Limited Edition watches Baselworld 2015 Review
Wednesday - 19 August 2015
by Angus Davies, www.escapementmagazine.com
As many ladies will attest, to attend a soirée and bump into a fellow guest wearing an identical dress can result in a moment of flush-faced embarrassment. Some well-heeled ladies will avoid this social faux-pas by commissioning a unique couture creation. However, for the majority of women this latter option will prove financially elusive.
In a similar vein, the most affluent of watch collectors will commission bespoke creations with altitudinous pricing to match.
The majority of prospective purchasers of quality timepieces seek an off-the peg solution. These watches may well lack the exclusivity sought by the cognoscenti, but should prove more viable to those lacking an oligarch’s bank balance.
Interestingly though, there is the ‘third way’ available within the sphere of horology, namely the ‘limited edition’ watch. This particular category provides a tempting melange of fascinating timepieces, ranging from a limited series of half a dozen rare beauties to the more affordable propositions limited to, say, 2000 examples.

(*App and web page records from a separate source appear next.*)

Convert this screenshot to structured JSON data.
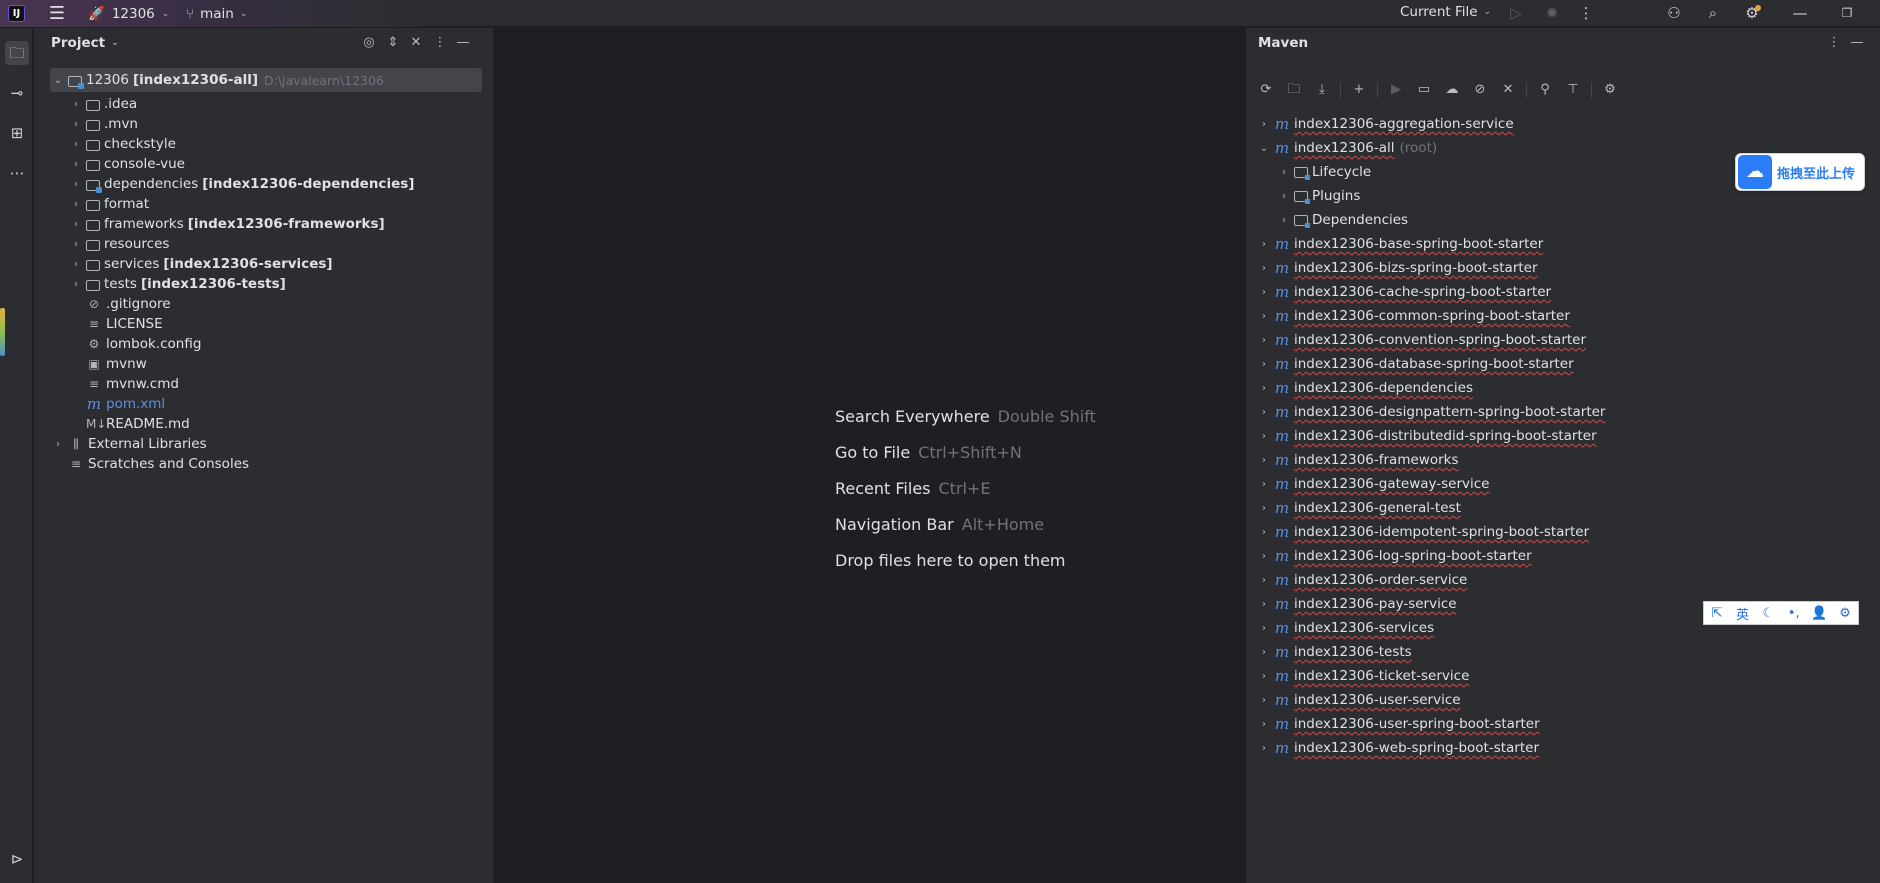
{
  "titlebar": {
    "logo": "IJ",
    "project_name": "12306",
    "branch": "main",
    "run_config": "Current File",
    "icons": [
      "menu-icon",
      "rocket-icon",
      "branch-icon",
      "run-icon",
      "debug-icon",
      "more-icon",
      "add-user-icon",
      "search-icon",
      "settings-icon",
      "minimize-icon",
      "restore-icon"
    ]
  },
  "leftstrip": {
    "icons": [
      "folder-icon",
      "commit-icon",
      "structure-icon",
      "more-icon",
      "services-icon"
    ]
  },
  "project": {
    "title": "Project",
    "root": {
      "name": "12306",
      "module": "[index12306-all]",
      "path": "D:\\javalearn\\12306"
    },
    "items": [
      {
        "name": ".idea",
        "module": "",
        "type": "folder",
        "expandable": true
      },
      {
        "name": ".mvn",
        "module": "",
        "type": "folder",
        "expandable": true
      },
      {
        "name": "checkstyle",
        "module": "",
        "type": "folder",
        "expandable": true
      },
      {
        "name": "console-vue",
        "module": "",
        "type": "folder",
        "expandable": true
      },
      {
        "name": "dependencies",
        "module": "[index12306-dependencies]",
        "type": "module",
        "expandable": true
      },
      {
        "name": "format",
        "module": "",
        "type": "folder",
        "expandable": true
      },
      {
        "name": "frameworks",
        "module": "[index12306-frameworks]",
        "type": "folder",
        "expandable": true
      },
      {
        "name": "resources",
        "module": "",
        "type": "folder",
        "expandable": true
      },
      {
        "name": "services",
        "module": "[index12306-services]",
        "type": "folder",
        "expandable": true
      },
      {
        "name": "tests",
        "module": "[index12306-tests]",
        "type": "folder",
        "expandable": true
      },
      {
        "name": ".gitignore",
        "module": "",
        "type": "ignore",
        "expandable": false
      },
      {
        "name": "LICENSE",
        "module": "",
        "type": "text",
        "expandable": false
      },
      {
        "name": "lombok.config",
        "module": "",
        "type": "config",
        "expandable": false
      },
      {
        "name": "mvnw",
        "module": "",
        "type": "shell",
        "expandable": false
      },
      {
        "name": "mvnw.cmd",
        "module": "",
        "type": "text",
        "expandable": false
      },
      {
        "name": "pom.xml",
        "module": "",
        "type": "maven",
        "expandable": false
      },
      {
        "name": "README.md",
        "module": "",
        "type": "markdown",
        "expandable": false
      }
    ],
    "external_libraries": "External Libraries",
    "scratches": "Scratches and Consoles"
  },
  "editor_hints": [
    {
      "label": "Search Everywhere",
      "key": "Double Shift"
    },
    {
      "label": "Go to File",
      "key": "Ctrl+Shift+N"
    },
    {
      "label": "Recent Files",
      "key": "Ctrl+E"
    },
    {
      "label": "Navigation Bar",
      "key": "Alt+Home"
    },
    {
      "label": "Drop files here to open them",
      "key": ""
    }
  ],
  "maven": {
    "title": "Maven",
    "toolbar_icons": [
      "reload-icon",
      "add-folder-icon",
      "download-icon",
      "plus-icon",
      "run-icon",
      "execute-goal-icon",
      "offline-icon",
      "skip-tests-icon",
      "collapse-icon",
      "analyze-icon",
      "show-deps-icon",
      "settings-icon"
    ],
    "projects_before": [
      "index12306-aggregation-service"
    ],
    "root_project": "index12306-all",
    "root_hint": "(root)",
    "root_children": [
      "Lifecycle",
      "Plugins",
      "Dependencies"
    ],
    "projects_after": [
      "index12306-base-spring-boot-starter",
      "index12306-bizs-spring-boot-starter",
      "index12306-cache-spring-boot-starter",
      "index12306-common-spring-boot-starter",
      "index12306-convention-spring-boot-starter",
      "index12306-database-spring-boot-starter",
      "index12306-dependencies",
      "index12306-designpattern-spring-boot-starter",
      "index12306-distributedid-spring-boot-starter",
      "index12306-frameworks",
      "index12306-gateway-service",
      "index12306-general-test",
      "index12306-idempotent-spring-boot-starter",
      "index12306-log-spring-boot-starter",
      "index12306-order-service",
      "index12306-pay-service",
      "index12306-services",
      "index12306-tests",
      "index12306-ticket-service",
      "index12306-user-service",
      "index12306-user-spring-boot-starter",
      "index12306-web-spring-boot-starter"
    ]
  },
  "upload_widget": {
    "label": "拖拽至此上传"
  },
  "ime_bar": {
    "items": [
      "⇱",
      "英",
      "☾",
      "•,",
      "👤",
      "⚙"
    ]
  }
}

It is with the notion of ‘limited editions’ in mind, that I looked for some scarce delights at Baselworld among the multitude of new watches on display and selected a few personal favourites.
When it comes to creating a uniquely styled watch, the designer’s task to create an innovative shape is virtually impossible.
Throughout the history of watchmaking there have been numerous examples of different forms that transcended the ubiquitous circular shaped watch. For example Gérald Genta’s iconic Royal Oak model employed an octagonal case to spellbinding effect, attracting legions of admirers.
In recent times, the problem facing many ambitious watch designers is to successfully meet the increasingly challenging goal of innovating a watch that exhibits an unprecedented aesthetic.
In 2005, Bell & Ross created something quite unique with the release of its BR 01. This square watch resembled an aeronautical instrument and brimmed with modernity. The watch brand has gone on to release numerous variants of the BR 01 and subsequently launched a smaller version, the BR 03.
This year, Bell & Ross has created another intriguing new watch, the BR-X1 Skeleton Chronograph - Carbone Forgé, limited to only 250 pieces. It provides a fascinating fusion of high-tech materials.
The 45mm case is created from forged carbon. I have witnessed this material being manufactured and the process involves carbon fibres being placed in a mould, together with a type of resin, and subjected to heat and pressure. The result is an impervious material which features a smooth, dappled finish, proving both lightweight and strong.
Bell & Ross has fitted a ‘bumper’ surrounding the forged carbon case, presented in ceramic and rubber. It is this interesting mix of different materials which further differentiates the BR-X1 from many other watches.
The neoteric styling extends to the open-worked dial which reveals the date disc along with various wheels and jewels. The complex vista presented is fascinating and proves beguiling to examine at close quarters.
If your objective is to seek something a little different from the mainstream and don a timepiece which is different from those worn by the majority of watch buyers, then the Bell & Ross BR-X1 Skeleton Chronograph - Carbone Forgé may well be for you.